Tobias went through a lot of effort to set up some pretty extensive platforms to collect customer data and insight. He noted that, "Once we had them, the team was kind of, 'Now what?' It was very apparent that we didn't necessarily have the skillset and certainly not the experience to understand how to analyze the data. We have since hired and trained in a very specific fashion."

4. More is not better; pick the targets that matter. If the target is to drive leads, it is not the total number of leads that matters but the number that are real business opportunities. If the goal is to understand which touch points are resonating with customers or who is dissatisfied, we can become more sophisticated by correlating this information with data about which customers have renewed and which have not. That calculation can identify for us the most important points of contact and the most damaging factors relating to discontent.

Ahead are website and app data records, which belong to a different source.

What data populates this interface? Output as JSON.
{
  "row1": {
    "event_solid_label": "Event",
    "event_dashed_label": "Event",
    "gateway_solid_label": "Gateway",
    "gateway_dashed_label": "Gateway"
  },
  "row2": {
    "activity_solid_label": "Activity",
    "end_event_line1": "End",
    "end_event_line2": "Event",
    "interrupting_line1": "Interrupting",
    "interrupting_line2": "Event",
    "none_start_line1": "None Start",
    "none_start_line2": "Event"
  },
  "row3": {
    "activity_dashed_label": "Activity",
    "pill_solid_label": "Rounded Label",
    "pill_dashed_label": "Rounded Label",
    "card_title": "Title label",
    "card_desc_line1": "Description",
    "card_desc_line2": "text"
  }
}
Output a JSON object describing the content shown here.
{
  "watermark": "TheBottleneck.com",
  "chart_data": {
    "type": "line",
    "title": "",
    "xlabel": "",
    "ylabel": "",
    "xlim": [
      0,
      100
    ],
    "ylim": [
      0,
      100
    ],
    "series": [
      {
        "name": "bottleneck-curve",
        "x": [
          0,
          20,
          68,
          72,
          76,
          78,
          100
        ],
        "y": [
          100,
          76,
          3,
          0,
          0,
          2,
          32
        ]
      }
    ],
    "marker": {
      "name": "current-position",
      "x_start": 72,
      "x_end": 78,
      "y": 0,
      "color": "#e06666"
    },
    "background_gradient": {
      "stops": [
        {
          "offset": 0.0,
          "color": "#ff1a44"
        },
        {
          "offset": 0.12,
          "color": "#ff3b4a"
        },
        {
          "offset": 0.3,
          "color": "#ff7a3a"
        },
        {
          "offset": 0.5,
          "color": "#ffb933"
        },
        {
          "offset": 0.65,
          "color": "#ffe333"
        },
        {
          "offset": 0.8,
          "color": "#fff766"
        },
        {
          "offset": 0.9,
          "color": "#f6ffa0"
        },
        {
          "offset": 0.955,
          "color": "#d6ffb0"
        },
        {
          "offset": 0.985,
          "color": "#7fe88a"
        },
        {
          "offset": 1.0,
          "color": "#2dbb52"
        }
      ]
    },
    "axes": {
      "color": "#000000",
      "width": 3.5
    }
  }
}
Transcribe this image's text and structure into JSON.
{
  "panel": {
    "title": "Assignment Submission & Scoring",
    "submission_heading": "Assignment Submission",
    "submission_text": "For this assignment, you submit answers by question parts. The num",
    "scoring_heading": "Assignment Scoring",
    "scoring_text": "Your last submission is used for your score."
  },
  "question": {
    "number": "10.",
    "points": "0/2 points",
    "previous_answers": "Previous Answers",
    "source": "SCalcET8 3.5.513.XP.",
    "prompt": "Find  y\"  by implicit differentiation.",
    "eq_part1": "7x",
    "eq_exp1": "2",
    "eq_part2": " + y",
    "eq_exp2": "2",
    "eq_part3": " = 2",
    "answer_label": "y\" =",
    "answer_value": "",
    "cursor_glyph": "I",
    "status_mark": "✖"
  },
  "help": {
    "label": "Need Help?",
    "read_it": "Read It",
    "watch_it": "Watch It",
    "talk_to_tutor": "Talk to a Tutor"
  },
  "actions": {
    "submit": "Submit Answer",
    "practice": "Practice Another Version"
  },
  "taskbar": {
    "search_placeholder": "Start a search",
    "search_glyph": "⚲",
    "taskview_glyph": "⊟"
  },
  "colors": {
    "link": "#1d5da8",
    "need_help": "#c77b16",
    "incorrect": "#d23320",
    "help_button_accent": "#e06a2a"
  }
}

5. Know your audience so that you can best present the data. Data visualization is critical, but it should be presented in the format that your audience prefers and understands. The executive team of a financially-driven company may need to see spreadsheets, not pictures, whereas other teams may appreciate visuals that simplify the bottom line impact of business trends.

Often marketing teams spend so much time on the external side that they often forget or minimize the needs for internal marketing. In large organizations like Thomson Reuters, this is critically important. It is easy to be complicated and to sound like an expert, but the goal is to open a dialogue and present information in ways people can understand and connect with. Thomson Reuters has retooled many of their communication vehicles in pursuit of dialogue vs. monologue.

As a CMO, you should provide the vision for how marketing can drive the business forward, aggregating data across the entire organization on an integrated path toward business results. In 50 Powerful Mega Trend Statistics For CIOs And CMOs, I reported that 68% of companies do not have a stated business intelligence/analytics strategy. Technology can help segment, prioritize and streamline this process, to enable better decision-making, but it all starts with a clear vision and a plan.

This post was co-authored with Tobias Lee, Chief Marketing Officer of the Tax & Accounting division of Thomson Reuters.